Our pets can’t talk, of course, but if they could, they might ask you to please brush their teeth. After all, how would you feel if you didn’t brush your teeth for years, or ever see a dentist?
Plaque and tartar are all too common in pets. In fact, studies show that once pets reach 4 years of age, over 85% of them have some form of dental disease. But this common problem is also preventable.
You may be rolling your eyes at the tooth brushing idea – we get that sometimes! But, bear with me. Learning how to brush your pet’s teeth is not as hard as you think. Just like people, pets do best if we start a good tooth brushing habit when they’re young, but even older animals can learn to tolerate and even enjoy this daily attention. We’ll show you how!
Pet Dental Basics
Plaque and tartar build up on your pet’s teeth every day. If this is never brushed away, the buildup can cause gingivitis, bacterial infection in the mouth, and loose and broken teeth. But that’s not all.
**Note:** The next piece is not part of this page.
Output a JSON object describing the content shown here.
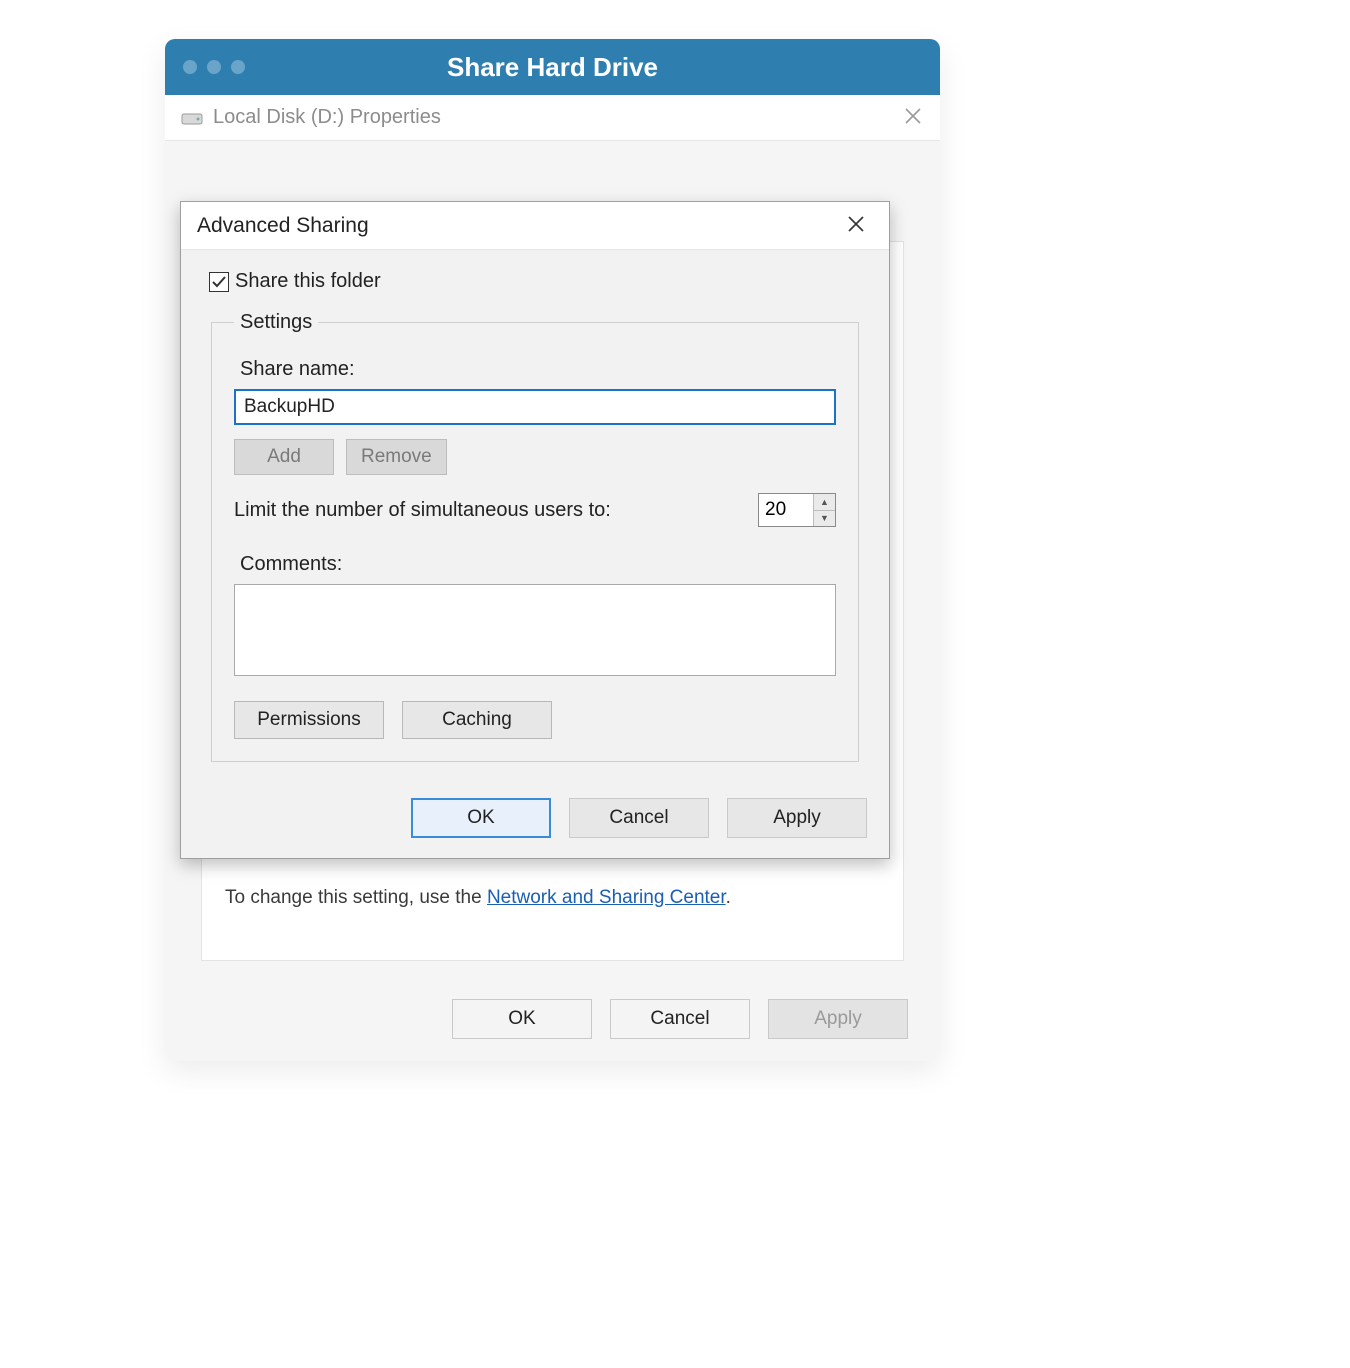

Bacteria in the mouth don’t stay there – they are swallowed and can damage your pet’s internal organs, including their heart, liver, and kidneys.
i recommend you start with a clean slate. A professional dental cleaning will remove plaque and tartar, ensure your pet doesn’t have any broken or loose teeth, and will smooth tooth surfaces to prevent plaque and tartar from accumulating. Once your pet’s teeth are clean, you can begin a daily brushing routine to help keep dental disease at bay in between cleanings.
The Daily Brush
Before you begin, gather the right tools. You’ll need a small pet toothbrush that will fit your pet’s mouth. You can use a finger brush for cats and small dogs. You will also need pet toothpaste, as human toothpaste can make your pet sick.
- Gently handle your pet’s muzzle each day, to make them comfortable with being touched around their mouth
- Let your pet lick a small amount of toothpaste off your finger
- Gradually slide your finger into their mouth
- Substitute the toothbrush for your finger, using the same process
- Hold the brush at a 45 degree angle from your pet’s teeth
- Use a circular motion to brush the outside surfaces of your pet’s teeth
- Work up to 30 seconds per side of the mouth
Do each of these steps on a different day, going slowing and praising often. And keep at it! Brushing your pet’s teeth takes a commitment from you, patience, and practice. But the payoff is great – your pet will have a healthier mouth, be more comfortable, and live a longer life of overall better health when their teeth are taken care of.